__INSTRUCTIONS TO FOLLOW__:
From the records that follow, copy every line in which "image" appears.

__MATERIAL FOR THIS TASK__:
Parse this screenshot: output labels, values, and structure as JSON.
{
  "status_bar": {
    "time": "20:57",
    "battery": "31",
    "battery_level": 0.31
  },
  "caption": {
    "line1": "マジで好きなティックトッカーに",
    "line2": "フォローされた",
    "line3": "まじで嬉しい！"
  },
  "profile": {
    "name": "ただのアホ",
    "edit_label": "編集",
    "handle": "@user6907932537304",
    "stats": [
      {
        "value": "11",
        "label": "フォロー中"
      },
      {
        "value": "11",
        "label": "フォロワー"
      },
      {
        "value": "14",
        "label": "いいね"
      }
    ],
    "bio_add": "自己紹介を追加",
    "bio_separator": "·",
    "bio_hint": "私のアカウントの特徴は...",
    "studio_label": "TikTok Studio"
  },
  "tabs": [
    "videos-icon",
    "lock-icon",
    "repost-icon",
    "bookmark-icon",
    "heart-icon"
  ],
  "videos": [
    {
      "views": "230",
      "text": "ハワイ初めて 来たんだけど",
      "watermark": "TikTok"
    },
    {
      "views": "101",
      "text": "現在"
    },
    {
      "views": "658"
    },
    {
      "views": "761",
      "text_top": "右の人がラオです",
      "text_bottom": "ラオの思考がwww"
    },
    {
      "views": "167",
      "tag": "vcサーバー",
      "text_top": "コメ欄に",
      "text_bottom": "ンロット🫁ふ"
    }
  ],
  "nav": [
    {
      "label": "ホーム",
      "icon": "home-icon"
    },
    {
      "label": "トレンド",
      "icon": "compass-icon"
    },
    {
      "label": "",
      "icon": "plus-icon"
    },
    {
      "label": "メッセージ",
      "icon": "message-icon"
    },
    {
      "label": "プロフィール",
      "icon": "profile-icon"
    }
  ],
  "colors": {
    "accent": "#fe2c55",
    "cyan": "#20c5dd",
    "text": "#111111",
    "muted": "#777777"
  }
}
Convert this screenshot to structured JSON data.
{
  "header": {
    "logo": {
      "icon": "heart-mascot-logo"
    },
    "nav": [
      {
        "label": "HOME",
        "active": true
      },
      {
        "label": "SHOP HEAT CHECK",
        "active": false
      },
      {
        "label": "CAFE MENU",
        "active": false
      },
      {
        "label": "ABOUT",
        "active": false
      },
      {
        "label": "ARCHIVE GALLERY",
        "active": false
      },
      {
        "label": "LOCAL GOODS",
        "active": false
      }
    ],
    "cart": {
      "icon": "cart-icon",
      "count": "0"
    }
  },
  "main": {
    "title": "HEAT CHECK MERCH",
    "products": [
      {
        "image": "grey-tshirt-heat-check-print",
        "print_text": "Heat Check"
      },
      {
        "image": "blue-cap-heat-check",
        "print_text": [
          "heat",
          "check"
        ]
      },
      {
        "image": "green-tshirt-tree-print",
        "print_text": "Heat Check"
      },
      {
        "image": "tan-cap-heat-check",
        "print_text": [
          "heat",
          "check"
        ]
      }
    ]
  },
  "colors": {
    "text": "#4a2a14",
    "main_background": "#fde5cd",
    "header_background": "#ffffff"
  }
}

__EXPECTED ANSWER__:
        "image": "grey-tshirt-heat-check-print",
        "image": "blue-cap-heat-check",
        "image": "green-tshirt-tree-print",
        "image": "tan-cap-heat-check",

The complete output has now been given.